This is the exact problem I am having. I finally got a vcpm binary built after days of messing with my Makefile. Now when I try to run vcpm, I get a "Segmentation Fault". This is extremely frustrating! --Jb55 10:19, 9 Aug 2006 (PDT)
Make sure you have either fixed the bug pointed to in the article about vcpm or done the `export LD_LIBRARY_PATH=<path>/srcds/bin/` this fixed it for me -- Khaless

Can someone explain what

 CreateInterface is the only dynamic symbol you need to export. This looks like 
 an oversight on Valve's part - removing the rest will save around 5 megs of pointless and possibly dangerous exports. 

Actually means? How would I go around "removing the rest"? --Garry Newman 12:36, 6 Nov 2005 (PST)

See file just added to article. --Bloodykenny 20:58, 7 May 2006 (PDT)

Choice of Linux distro and software versions

I've been meaning to have a stab at compiling our Mod's code for Linux for a while now but reading the above I'm a bit twitchy about how sucessful it will be, especially with the talk of dependance on specific versions of GLIBC and GCC.
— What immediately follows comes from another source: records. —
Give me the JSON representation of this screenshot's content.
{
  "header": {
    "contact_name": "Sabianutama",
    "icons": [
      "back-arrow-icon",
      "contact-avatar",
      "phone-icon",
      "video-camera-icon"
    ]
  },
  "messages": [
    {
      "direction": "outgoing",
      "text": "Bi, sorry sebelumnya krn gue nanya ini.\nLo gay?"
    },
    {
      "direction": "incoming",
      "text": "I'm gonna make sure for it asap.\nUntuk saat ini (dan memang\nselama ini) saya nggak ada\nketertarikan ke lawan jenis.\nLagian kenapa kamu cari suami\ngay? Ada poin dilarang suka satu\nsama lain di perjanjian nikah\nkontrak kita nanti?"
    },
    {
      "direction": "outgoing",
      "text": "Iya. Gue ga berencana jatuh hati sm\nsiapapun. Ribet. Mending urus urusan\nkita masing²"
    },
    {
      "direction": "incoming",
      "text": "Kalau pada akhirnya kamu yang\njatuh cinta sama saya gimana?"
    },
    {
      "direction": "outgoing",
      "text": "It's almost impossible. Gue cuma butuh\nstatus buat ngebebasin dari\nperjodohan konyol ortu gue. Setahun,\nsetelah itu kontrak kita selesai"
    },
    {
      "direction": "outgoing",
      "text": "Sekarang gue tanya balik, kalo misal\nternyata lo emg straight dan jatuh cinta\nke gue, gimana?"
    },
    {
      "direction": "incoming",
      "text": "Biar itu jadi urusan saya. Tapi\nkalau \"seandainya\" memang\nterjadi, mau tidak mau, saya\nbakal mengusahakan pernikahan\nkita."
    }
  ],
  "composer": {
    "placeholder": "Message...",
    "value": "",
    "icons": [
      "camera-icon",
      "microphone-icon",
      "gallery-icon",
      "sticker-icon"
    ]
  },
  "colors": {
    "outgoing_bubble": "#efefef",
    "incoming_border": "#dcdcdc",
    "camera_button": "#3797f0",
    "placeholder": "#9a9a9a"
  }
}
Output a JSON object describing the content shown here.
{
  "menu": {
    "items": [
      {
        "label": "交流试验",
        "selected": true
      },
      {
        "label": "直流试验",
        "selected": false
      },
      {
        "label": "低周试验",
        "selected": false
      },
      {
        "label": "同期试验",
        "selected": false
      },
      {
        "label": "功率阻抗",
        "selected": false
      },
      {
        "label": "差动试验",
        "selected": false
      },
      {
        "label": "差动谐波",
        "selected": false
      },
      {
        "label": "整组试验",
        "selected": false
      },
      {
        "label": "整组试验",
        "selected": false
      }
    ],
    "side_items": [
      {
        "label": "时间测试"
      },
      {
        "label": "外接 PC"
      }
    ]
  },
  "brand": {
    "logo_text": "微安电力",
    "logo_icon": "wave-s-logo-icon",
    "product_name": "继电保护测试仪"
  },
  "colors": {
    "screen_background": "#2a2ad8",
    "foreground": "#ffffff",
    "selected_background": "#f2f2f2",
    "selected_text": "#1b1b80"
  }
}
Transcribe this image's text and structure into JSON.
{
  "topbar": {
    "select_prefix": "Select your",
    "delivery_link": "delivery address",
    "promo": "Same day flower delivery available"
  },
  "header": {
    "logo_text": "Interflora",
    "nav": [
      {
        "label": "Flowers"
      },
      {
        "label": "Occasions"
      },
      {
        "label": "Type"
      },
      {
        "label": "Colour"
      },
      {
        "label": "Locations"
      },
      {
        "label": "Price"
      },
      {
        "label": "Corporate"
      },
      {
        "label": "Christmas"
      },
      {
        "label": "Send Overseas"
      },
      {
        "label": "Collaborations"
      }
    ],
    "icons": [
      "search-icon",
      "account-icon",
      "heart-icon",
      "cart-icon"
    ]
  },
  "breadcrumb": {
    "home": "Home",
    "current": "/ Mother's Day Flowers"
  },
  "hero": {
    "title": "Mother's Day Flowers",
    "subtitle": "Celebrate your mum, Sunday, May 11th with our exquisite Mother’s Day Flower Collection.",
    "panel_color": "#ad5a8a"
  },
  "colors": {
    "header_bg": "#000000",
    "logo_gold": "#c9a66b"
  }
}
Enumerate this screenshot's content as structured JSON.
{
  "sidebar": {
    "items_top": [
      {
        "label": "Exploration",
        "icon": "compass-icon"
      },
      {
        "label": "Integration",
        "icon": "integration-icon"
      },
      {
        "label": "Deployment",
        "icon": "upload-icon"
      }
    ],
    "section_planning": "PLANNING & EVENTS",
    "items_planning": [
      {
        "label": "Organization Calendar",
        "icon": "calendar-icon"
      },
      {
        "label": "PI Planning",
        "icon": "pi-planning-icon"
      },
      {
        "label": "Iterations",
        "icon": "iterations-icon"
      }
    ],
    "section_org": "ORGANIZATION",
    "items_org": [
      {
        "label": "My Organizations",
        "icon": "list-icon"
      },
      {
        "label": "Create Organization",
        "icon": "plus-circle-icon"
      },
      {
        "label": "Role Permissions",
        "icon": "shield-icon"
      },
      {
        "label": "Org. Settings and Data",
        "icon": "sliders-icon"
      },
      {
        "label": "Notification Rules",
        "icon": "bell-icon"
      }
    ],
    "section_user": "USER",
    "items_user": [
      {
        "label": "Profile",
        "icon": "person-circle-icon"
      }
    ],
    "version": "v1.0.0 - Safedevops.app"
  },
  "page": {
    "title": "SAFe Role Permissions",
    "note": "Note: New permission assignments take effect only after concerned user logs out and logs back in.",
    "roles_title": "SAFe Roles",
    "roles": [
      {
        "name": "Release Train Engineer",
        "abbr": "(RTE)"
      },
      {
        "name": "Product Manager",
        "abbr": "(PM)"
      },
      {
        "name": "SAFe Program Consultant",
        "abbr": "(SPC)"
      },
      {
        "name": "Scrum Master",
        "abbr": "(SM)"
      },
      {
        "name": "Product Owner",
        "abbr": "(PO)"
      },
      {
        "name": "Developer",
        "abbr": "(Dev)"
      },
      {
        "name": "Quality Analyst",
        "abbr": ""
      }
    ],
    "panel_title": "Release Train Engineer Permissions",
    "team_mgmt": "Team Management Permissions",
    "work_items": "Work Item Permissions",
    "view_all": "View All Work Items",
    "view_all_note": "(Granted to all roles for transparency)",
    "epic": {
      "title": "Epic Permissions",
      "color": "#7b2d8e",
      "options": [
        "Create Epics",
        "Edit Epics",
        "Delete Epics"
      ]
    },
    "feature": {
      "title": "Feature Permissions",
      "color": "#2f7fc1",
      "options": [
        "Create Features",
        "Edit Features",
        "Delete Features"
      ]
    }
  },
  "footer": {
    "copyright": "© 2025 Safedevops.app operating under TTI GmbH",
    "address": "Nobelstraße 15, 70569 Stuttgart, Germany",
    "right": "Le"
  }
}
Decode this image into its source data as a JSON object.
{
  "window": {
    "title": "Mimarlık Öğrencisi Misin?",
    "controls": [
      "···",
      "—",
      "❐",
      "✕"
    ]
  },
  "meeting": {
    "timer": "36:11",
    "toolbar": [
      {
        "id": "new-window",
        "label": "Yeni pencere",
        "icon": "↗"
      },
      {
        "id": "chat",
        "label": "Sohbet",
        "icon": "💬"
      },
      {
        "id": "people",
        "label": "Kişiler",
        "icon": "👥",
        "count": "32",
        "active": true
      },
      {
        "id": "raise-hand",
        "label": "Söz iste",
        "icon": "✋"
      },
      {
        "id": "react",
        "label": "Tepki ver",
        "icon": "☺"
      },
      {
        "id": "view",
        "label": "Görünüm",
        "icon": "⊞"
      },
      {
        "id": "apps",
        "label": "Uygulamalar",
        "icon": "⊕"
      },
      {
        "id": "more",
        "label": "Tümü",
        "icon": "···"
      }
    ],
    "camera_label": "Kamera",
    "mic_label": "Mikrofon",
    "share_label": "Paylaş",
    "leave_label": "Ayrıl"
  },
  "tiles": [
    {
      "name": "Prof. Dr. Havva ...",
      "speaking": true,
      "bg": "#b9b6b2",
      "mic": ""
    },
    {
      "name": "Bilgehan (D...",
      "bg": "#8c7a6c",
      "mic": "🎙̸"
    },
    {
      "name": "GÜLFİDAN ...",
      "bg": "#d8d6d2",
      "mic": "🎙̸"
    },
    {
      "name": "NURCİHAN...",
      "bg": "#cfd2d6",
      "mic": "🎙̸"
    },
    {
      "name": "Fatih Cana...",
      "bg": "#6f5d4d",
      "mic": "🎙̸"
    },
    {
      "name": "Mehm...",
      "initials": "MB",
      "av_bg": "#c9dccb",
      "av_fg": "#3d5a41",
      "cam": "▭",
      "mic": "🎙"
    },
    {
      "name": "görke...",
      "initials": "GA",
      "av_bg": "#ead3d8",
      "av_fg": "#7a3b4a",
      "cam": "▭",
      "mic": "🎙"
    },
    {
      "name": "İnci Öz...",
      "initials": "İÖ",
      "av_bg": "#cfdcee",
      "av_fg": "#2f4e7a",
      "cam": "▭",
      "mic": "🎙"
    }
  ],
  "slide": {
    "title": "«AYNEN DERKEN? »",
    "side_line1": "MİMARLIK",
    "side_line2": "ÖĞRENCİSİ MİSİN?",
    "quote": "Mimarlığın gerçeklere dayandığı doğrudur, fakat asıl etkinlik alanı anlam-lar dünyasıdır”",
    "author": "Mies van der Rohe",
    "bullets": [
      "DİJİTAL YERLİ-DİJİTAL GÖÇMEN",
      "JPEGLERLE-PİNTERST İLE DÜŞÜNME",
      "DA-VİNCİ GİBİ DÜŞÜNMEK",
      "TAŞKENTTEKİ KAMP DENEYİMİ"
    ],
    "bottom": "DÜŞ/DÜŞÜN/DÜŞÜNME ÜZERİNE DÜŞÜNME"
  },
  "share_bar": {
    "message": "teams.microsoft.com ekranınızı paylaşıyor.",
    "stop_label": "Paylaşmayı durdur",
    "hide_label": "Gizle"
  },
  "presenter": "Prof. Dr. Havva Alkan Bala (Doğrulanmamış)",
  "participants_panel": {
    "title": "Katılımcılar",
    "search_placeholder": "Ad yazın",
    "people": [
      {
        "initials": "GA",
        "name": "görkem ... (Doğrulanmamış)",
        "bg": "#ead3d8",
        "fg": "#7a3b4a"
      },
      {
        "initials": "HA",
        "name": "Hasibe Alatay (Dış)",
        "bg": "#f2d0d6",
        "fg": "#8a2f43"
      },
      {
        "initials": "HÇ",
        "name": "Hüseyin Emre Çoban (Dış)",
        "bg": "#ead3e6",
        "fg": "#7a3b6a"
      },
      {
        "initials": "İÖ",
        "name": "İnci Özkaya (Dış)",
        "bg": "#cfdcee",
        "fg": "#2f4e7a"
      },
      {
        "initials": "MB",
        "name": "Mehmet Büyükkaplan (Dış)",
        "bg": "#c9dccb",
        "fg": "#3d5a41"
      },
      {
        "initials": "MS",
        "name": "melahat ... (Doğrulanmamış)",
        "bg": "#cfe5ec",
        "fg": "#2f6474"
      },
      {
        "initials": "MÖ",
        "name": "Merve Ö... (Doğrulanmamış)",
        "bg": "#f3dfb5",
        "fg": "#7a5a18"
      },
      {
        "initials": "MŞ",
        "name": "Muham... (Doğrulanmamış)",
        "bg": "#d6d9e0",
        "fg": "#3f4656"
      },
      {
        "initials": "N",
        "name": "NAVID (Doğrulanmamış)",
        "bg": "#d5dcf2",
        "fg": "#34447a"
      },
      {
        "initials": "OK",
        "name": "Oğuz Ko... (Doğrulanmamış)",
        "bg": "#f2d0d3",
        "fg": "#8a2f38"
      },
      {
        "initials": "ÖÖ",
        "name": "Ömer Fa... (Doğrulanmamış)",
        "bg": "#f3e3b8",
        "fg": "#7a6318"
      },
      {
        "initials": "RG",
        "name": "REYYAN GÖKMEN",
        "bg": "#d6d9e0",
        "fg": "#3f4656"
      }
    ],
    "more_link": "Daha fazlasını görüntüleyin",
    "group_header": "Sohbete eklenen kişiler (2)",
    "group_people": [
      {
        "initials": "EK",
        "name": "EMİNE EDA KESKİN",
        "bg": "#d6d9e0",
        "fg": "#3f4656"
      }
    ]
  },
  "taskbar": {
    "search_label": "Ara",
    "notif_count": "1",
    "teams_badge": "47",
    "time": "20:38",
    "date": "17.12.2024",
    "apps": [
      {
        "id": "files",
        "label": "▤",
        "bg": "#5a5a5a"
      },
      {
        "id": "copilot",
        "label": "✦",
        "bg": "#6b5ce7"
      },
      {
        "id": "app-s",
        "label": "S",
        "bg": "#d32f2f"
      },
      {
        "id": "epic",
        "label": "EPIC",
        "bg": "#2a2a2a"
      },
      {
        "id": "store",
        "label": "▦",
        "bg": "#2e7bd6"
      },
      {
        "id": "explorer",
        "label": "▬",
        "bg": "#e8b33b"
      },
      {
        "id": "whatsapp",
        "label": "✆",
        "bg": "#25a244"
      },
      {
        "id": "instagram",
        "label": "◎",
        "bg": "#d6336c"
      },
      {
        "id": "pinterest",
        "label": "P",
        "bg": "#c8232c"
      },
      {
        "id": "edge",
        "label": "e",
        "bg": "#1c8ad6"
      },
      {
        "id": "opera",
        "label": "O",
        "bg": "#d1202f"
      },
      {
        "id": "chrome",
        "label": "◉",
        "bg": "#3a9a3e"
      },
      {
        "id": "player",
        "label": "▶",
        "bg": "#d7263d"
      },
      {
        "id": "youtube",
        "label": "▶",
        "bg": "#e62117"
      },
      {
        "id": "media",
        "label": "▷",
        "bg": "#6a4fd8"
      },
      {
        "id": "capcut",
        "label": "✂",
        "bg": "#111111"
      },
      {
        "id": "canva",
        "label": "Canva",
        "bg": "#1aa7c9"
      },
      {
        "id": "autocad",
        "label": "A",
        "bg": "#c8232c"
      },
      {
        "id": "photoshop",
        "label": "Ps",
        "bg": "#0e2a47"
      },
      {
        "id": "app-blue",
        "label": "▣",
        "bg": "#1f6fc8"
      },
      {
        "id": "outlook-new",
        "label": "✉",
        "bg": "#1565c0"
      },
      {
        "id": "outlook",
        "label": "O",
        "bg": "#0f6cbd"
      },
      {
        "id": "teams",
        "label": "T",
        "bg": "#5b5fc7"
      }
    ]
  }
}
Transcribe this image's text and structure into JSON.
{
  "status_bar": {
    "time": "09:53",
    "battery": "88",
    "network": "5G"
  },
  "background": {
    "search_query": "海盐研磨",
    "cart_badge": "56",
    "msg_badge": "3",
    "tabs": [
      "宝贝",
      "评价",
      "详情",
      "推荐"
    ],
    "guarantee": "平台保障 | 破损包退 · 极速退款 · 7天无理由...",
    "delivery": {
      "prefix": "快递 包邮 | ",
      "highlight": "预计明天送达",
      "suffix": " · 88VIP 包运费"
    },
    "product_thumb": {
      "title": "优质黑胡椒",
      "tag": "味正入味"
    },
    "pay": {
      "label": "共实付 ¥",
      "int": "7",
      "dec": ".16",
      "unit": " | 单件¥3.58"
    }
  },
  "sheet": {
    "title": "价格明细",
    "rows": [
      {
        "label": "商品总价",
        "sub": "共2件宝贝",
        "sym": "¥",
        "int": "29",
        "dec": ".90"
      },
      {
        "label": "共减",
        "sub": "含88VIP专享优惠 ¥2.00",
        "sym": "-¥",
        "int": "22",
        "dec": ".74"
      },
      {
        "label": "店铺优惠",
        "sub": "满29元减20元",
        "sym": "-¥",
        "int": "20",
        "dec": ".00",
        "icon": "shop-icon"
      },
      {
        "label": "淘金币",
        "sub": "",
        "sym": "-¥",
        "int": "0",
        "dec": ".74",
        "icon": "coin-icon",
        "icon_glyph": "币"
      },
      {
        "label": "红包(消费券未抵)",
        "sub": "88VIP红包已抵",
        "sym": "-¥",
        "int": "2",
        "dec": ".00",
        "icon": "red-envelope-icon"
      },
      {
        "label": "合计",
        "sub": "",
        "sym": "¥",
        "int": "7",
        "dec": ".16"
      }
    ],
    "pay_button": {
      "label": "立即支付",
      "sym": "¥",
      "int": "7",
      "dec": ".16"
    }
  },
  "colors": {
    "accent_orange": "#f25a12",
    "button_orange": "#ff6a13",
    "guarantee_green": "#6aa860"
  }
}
I've been looking at both Slackware 10.x and Fedora as possible starting points and have been looking at the versions shipped with them. What I've found is as follows:

  • Slackware 10.0 - GCC 3.4.0 / GLIBC 2.3.2
  • Slackware 10.1 - GCC 3.4.3 / GLIBC 2.3.4
  • Slackware 10.2 - GCC 3.4.4 / GLIBC 2.3.5
  • Fedora Core 1 - GCC 3.3.2 / GLIBC 2.3.2
  • Fedora Core 2 - GCC 3.3.3 / GLIBC 2.3.3
  • Fedora Core 3 - GCC 3.4.2 / GLIBC 2.3.3
  • Fedora Core 4 - GCC 4.0.0 / GLIBC 2.3.5
  • Fedora Core 5 - GCC 4.1.0 / GLIBC 2.4.4

Just how "sensitive" is the SDK code to the GCC/GLIB version? The statment "not having the exact same gclib etc will result in you wasting your time" is a bit disconcerting. My personal preference is to use Fedora as I have more familiarity with it and updating packages/software so I was thinking of using FC3 to keep GCC and GLIB within the 3.4.X/2.3.X version tree but to be at least the same or one higher than the recommended.

Is it even worth bothering or am I going to have to go with Slack 10.0 or FC1 and manual try and get GCC/GLIBC to 3.4.1 and 2.3.2 respectively?

With GCC, AFAIK you can go up to 4.1.x without any major problems, since the ABI didn't change. As for GLIBC, quite many systems still have 2.3 installed at the moment, so I would try toning that down slightly. You might wish to try some voodoo as demonstrated in this autopackage header, which should force the compiler to use only symbols compatible with older GLIBC versions. (This "downgrading" process is forward-compatible.)
Hope this helps. ~~Ravu 14:43, 20 Mar 2007 (PDT)